Records from a dataset
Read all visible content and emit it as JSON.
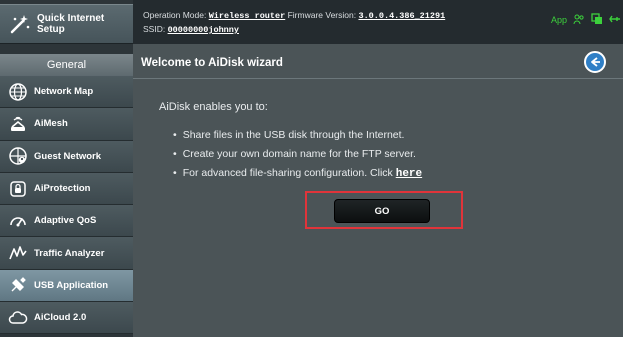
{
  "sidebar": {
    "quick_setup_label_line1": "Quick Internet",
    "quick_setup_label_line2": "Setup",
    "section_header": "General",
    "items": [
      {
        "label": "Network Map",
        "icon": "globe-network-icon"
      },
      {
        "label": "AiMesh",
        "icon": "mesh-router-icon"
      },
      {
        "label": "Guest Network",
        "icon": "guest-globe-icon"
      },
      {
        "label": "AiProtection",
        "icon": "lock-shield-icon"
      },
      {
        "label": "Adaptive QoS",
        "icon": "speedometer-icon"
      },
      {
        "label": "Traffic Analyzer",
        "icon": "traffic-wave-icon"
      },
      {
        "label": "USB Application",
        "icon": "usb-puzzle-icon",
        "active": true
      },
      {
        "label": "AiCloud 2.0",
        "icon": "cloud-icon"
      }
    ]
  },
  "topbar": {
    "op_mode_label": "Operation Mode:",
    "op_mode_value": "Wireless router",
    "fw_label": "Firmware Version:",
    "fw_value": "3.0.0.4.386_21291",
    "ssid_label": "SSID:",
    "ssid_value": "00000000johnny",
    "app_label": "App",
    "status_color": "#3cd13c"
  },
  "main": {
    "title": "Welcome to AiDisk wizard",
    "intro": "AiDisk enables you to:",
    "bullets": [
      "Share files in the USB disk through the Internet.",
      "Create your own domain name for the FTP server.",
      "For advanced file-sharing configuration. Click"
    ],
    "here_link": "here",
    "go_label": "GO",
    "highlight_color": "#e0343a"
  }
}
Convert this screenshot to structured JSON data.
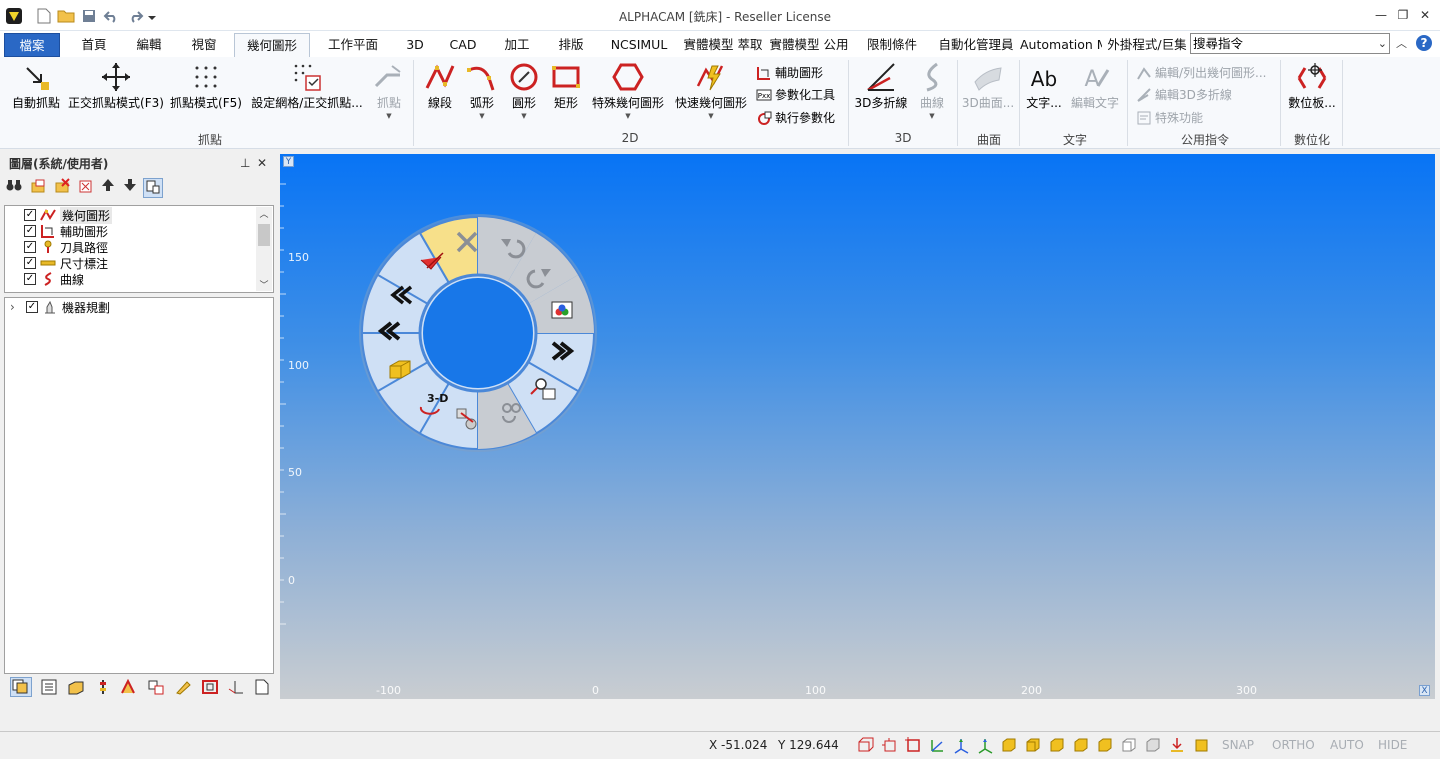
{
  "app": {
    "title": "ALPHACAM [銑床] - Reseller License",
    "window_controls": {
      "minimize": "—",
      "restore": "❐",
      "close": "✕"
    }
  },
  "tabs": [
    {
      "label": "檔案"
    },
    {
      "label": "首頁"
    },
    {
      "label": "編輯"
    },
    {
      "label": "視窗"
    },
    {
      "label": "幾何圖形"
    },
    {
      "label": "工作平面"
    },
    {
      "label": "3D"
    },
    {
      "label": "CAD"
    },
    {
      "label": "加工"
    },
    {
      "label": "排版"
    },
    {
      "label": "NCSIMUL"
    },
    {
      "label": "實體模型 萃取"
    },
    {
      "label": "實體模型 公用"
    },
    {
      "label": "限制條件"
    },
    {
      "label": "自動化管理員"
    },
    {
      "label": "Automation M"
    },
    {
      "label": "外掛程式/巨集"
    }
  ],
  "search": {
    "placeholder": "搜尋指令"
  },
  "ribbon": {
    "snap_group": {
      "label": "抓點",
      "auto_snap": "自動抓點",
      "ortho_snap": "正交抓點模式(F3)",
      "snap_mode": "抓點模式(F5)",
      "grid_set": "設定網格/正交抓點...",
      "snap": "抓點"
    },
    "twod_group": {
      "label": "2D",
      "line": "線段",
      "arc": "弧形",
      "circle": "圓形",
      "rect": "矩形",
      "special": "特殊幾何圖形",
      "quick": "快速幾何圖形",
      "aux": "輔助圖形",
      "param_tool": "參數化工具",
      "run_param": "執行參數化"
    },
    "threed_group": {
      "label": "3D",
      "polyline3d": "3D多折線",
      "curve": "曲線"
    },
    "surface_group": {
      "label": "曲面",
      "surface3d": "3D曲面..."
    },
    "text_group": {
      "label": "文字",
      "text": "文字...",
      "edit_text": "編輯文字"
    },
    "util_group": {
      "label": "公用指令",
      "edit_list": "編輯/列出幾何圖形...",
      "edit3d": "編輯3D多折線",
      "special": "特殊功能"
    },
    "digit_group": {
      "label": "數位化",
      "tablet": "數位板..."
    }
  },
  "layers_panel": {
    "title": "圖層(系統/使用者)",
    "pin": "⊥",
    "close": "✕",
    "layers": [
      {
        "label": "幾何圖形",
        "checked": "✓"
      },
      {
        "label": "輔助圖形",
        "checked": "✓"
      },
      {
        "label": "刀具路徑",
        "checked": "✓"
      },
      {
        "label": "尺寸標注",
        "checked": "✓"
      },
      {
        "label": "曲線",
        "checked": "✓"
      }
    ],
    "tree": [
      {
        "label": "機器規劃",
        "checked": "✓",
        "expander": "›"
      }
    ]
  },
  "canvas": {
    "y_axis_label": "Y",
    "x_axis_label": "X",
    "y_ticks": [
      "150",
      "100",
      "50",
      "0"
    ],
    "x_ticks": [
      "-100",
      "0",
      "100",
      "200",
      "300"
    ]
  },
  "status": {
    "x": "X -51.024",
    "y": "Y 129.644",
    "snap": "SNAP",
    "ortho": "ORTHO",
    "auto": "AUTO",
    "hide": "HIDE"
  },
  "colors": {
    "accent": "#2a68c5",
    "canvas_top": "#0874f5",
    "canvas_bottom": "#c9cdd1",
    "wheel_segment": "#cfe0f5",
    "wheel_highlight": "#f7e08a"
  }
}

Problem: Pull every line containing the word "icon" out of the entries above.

Answer below:
        "icon": "globe-network-icon"
        "icon": "mesh-router-icon"
        "icon": "guest-globe-icon"
        "icon": "lock-shield-icon"
        "icon": "speedometer-icon"
        "icon": "traffic-wave-icon"
        "icon": "usb-puzzle-icon",
        "icon": "cloud-icon"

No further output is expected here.